Because spiritual knowledge is not gained from books or without cause, its cause must be cultivated. This means training properly under a fully qualified spiritual master and generating the practices as instructed.
Merely hearing about bodhicitta is very beneficial because it provides a seed for the development of the enlightened spirit. However, cultivation of this seed to fruition requires careful practice. We must progress through the actual inner experiences of the above-mentioned meditations, and for this we require close contact with a meditation teacher able to supervise and guide our evolution. In order for our teacher’s presence to be of maximum benefit, we should learn the correct attitudes and actions for cultivating an effective guru-disciple relationship. Then, step-by-step, the seeds of bodhicitta our teacher plants within us can grow to full maturity and unfold the lotus of enlightenment within us.

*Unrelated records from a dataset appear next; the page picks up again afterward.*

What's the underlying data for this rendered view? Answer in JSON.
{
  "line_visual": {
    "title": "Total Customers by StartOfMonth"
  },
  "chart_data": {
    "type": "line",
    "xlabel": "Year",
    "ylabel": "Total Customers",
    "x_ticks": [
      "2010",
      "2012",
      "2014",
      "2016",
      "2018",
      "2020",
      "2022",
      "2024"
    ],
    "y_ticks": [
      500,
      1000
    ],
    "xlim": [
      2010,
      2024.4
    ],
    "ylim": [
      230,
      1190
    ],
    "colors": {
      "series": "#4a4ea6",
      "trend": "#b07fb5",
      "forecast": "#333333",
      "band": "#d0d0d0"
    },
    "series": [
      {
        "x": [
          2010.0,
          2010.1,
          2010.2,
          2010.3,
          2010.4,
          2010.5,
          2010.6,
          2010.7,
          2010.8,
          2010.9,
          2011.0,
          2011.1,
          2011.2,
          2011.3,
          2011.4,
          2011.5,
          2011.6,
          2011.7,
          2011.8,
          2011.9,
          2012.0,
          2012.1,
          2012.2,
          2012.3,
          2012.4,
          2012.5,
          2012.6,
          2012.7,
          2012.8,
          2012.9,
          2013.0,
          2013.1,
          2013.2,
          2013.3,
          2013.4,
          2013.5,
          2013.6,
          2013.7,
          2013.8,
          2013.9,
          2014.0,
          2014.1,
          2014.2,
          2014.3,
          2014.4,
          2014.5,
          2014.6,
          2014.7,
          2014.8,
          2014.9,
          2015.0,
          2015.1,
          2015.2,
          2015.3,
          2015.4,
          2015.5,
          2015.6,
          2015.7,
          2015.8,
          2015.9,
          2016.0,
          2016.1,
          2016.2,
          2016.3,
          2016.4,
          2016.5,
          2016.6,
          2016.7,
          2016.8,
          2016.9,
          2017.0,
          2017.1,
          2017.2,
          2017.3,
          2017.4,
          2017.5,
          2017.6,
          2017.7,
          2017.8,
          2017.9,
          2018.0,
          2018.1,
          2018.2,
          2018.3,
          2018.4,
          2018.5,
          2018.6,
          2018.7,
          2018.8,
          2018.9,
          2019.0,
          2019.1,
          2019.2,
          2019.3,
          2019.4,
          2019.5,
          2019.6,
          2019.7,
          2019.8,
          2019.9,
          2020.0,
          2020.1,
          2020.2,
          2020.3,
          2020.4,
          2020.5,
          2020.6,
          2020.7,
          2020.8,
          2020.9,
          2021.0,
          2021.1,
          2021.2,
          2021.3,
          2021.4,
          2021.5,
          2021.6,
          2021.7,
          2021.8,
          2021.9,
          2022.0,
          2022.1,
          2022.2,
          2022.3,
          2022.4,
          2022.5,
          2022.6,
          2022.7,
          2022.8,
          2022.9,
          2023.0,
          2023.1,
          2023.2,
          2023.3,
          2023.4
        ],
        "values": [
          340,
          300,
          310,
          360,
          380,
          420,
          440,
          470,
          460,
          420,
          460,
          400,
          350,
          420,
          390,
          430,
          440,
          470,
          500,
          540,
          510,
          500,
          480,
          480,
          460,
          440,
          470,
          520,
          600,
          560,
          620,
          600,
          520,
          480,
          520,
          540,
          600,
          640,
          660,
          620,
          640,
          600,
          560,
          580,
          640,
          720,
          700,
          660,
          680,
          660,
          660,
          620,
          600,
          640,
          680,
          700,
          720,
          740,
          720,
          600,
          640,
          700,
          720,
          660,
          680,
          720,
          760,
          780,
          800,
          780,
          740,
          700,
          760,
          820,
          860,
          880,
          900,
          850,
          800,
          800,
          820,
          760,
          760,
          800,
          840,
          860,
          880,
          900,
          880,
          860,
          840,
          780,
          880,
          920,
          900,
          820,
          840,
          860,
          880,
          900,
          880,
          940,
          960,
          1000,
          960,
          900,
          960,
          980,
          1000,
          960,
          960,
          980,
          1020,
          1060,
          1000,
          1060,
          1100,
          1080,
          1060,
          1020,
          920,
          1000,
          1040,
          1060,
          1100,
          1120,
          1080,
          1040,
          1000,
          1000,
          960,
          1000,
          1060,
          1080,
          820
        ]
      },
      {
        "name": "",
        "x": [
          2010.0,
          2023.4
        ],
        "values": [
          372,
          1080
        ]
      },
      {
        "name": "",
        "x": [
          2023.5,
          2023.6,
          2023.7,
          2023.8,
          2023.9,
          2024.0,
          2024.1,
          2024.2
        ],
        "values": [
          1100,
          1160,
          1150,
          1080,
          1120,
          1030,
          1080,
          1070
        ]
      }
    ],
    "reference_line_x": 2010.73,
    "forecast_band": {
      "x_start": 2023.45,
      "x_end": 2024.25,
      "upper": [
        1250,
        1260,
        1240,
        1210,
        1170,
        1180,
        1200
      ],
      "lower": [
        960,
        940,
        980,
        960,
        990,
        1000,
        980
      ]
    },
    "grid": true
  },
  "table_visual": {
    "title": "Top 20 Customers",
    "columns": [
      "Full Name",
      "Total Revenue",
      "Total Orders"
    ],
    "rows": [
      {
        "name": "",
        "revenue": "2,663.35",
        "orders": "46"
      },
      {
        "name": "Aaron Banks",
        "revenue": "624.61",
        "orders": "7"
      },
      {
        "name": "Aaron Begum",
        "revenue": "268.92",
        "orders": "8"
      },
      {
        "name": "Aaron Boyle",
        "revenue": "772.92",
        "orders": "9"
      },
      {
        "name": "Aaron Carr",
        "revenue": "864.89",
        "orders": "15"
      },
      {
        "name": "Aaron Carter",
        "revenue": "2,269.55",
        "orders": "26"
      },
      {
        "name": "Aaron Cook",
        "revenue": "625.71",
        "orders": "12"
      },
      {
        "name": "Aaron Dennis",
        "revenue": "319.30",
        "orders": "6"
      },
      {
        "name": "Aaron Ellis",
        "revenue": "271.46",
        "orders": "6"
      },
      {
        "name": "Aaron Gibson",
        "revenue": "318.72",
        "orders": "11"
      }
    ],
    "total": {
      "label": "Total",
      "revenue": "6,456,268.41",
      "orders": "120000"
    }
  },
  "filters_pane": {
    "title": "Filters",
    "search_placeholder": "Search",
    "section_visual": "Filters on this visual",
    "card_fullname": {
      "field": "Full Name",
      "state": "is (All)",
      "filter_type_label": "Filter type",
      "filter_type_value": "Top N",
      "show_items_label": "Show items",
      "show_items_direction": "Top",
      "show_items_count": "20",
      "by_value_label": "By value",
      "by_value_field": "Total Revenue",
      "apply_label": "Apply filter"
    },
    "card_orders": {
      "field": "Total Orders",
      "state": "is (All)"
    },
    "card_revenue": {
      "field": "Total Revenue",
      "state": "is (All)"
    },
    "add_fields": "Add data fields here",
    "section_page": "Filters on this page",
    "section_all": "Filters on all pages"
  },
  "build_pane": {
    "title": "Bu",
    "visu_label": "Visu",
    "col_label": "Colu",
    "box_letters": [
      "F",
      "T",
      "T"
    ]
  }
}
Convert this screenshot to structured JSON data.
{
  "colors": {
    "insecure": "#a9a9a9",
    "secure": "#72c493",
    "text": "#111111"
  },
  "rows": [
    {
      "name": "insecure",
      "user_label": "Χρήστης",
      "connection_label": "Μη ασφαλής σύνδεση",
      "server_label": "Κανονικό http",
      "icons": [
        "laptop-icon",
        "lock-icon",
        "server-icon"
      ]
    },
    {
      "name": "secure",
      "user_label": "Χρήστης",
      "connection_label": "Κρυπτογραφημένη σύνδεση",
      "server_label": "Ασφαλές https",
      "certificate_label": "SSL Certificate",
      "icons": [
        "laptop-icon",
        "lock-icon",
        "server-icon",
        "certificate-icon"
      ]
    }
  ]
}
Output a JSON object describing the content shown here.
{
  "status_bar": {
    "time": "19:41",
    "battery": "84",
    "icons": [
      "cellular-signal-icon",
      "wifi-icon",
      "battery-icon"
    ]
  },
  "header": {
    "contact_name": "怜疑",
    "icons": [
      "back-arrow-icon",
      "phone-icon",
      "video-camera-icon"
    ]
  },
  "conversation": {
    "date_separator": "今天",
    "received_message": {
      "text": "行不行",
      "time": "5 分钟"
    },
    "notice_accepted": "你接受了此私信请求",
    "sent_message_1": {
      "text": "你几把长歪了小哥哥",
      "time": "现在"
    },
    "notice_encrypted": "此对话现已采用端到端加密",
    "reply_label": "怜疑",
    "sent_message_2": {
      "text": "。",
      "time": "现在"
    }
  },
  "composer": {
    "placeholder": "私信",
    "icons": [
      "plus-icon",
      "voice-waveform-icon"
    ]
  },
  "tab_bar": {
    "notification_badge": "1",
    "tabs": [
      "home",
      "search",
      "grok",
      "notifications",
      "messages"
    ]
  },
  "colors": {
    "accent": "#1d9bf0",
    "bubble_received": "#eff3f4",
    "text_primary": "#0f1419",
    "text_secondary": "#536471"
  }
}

This is only a brief description of bodhicitta and the methods of developing it. If it inspires an interest in this topic within you, I’ll be very happy. The basis of bodhicitta—love and compassion—is a force that brings every benefit to both yourself and others, and if this can be transformed into bodhicitta itself, your every action will become a cause of omniscient buddhahood. Even if you can practice to the point of simply slightly weakening your self-cherishing attitude, I’ll be very grateful. Without first generating bodhicitta, buddhahood is completely out of the question; once bodhicitta has started to grow, perfect enlightenment is only a matter of time.
You should try to meditate regularly on death and impermanence and thus become a spiritual practitioner of initial scope. Then you should develop the meditations on the unsatisfactory nature of samsara and the three higher trainings [ethics, concentration and wisdom] and thus become a practitioner of medium scope. Finally, you should give birth to love, compassion, universal responsibility and bodhicitta and thus enter the path of the practitioner of great scope, the Mahayana, which has full buddhahood as its goal. Relying on the guidance of a spiritual master, you should cultivate the seeds of bodhicitta in connection with the wisdom of emptiness and, for the sake of all that lives, quickly actualize buddhahood. This may not be an easy task, but it has ultimate perfection as its fruit.
The most important step in spiritual growth is the first: the decision to avoid evil and cultivate goodness within your stream of being. On the basis of this fundamental discipline, every spiritual quality becomes possible, even the eventual perfection of buddhahood.
Each of us has the potential to do this; each of us can become a perfect being. All we have to do is direct our energy towards learning and then enthusiastically practice the teachings. As bodhicitta is the very essence of all the Buddha’s teachings, we should make every effort to realize it.